A bad recording tells you nothing about the equipment it is playing on. Worse, it might complement the faults of the gear and end up sounding tonally correct. If you use So Long So Wrong as a test disc, what are you testing for, the bad sounding vocals or the bad sounding guitars?
With a digital recording such as this, the margin for mastering error is very slim. Most copies just aren’t worth the vinyl they’re pressed on. They can sound harsh, gritty, grainy, edgy, and thin. We love this music and we know there are great copies out there, so we keep picking these up. More often than not, we’re left cold.
This is a digital recording, and most of the time it is BRIGHT, SPITTY and GRAINY like a typical digital recording, which plays right into our prejudices. After hearing a bad copy, what audiophile wouldn’t conclude that all copies will have these bad qualities? After all, it’s digital. It can’t be fixed simply by putting it on vinyl.
Ah, but that’s where the logic breaks down. Proper mastering can ameliorate many if not most of a recording’s sins. When we say Hot Stampers, we are talking about high quality mastering doing exactly that.(more…)
A KILLER shootout winning UK copy with Triple Plus (A+++) sound on both sides, on quiet vinyl too
The overall sound here is incredibly big and full, with punchy bass and energy that’s off the charts
Probably his most consistent recording, with the estimable Robert Fripp on guitar – some of his most innovative mainstream music
A 4 1/2 star: “…stunning slices of modern rock circa 1978, bubbling with synths, insistent rhythms, and polished processed guitars, all enclosed in a streamlined production that nevertheless sounds as large as a stadium.”
This is one of our favorite Peter Gabriel albums around here, and may well be the best recording he ever made. The typical copy, though, barely hints at just how good this album can sound. Only the best early British pressings have any hope of sounding this good.

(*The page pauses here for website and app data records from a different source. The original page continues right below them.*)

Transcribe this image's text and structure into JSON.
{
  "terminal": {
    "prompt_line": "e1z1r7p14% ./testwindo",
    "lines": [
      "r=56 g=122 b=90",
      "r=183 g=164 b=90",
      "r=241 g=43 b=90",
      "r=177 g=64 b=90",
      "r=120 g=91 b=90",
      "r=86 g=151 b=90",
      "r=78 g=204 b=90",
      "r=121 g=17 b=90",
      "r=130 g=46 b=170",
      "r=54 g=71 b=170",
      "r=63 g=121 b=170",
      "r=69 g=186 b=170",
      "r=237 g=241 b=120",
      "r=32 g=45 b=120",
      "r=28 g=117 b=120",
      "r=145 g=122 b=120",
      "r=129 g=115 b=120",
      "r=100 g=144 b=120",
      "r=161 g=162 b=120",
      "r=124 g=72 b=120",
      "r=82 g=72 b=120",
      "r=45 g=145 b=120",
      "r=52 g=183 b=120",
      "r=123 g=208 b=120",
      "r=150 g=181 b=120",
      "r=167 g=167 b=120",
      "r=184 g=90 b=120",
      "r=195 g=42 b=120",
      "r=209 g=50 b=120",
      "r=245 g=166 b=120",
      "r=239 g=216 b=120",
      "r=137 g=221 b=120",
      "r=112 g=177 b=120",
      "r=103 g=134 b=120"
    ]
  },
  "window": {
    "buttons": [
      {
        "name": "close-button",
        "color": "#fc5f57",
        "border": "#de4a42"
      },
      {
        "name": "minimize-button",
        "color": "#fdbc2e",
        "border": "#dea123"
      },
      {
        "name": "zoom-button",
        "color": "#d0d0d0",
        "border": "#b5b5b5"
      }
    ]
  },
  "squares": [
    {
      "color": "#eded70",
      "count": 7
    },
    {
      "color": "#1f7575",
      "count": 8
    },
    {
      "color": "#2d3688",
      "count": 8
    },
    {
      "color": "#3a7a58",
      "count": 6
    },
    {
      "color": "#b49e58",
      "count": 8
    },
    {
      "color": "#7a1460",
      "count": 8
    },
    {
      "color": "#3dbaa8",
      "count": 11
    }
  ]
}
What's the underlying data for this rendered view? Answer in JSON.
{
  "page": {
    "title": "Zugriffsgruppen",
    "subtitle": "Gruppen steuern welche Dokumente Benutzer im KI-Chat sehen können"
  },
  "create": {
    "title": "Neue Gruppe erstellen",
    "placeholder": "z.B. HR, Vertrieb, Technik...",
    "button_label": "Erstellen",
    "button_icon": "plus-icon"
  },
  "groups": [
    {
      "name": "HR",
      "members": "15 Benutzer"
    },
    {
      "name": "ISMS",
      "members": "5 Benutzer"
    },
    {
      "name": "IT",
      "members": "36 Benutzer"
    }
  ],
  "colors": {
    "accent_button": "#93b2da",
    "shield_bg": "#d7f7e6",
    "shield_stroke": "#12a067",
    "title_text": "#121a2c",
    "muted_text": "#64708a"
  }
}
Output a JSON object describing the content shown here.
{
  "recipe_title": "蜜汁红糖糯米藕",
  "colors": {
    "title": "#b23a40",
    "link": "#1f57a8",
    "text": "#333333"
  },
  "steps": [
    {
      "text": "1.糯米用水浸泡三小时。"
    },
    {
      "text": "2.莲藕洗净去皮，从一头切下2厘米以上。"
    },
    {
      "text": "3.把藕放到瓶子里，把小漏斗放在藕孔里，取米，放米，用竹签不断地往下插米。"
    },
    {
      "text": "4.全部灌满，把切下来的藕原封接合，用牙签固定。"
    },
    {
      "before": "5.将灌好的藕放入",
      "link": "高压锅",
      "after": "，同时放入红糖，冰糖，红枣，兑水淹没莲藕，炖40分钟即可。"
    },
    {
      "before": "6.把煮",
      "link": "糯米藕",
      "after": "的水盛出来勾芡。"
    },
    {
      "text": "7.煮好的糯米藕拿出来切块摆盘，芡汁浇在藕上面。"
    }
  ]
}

Thankfully the second PG album does not suffer from the digital spit, grit and hash of So and Security. It’s arguably his best recording overall with superb dynamics and a clean, punchy rock sound that perfectly fits the music. Some of the cymbal crashes on the hot copies of this album really CRASH.
This is The Peter Gabriel Rock and Roll Album. To my knowledge he never made another.(more…)
A stunning sounding copy with shootout winning Triple Plus (A+++) sound from start to finish
Killer throughout – bigger, bolder, more bass, more energy and presence, and the list goes on
Clearly the hardest of the first five PG records to find with good sound and decent vinyl, which is why these rarely make the site
“…much of the record teems with invigorating energy (as on Slowburn, or the orchestral-disco pulse of Down the Dolce Vita), and the closer “Here Comes the Flood” burns with an anthemic intensity that would later become his signature in the ’80s.”
Tubey Magical Richness and breathy vocals are the hallmarks of a good British PG 1.
Unlike any that follow, the sound varies greatly from track to track on the first PG album, as does the music. You know you have a good copy when the best sounding tracks sound their best. That may seem like a tautology but is in fact the only way to judge a side when the songs sound this different from one another.
What to Listen For (WTLF)
On side one the fourth track, Excuse Me, with its barbershop quartet harmonies, has (potentially — it depends on how good your copy is) Demo Disc Quality Sound.
On side two of the best copies Waiting for the Big One will indeed be big, as well as powerful and above all dynamic.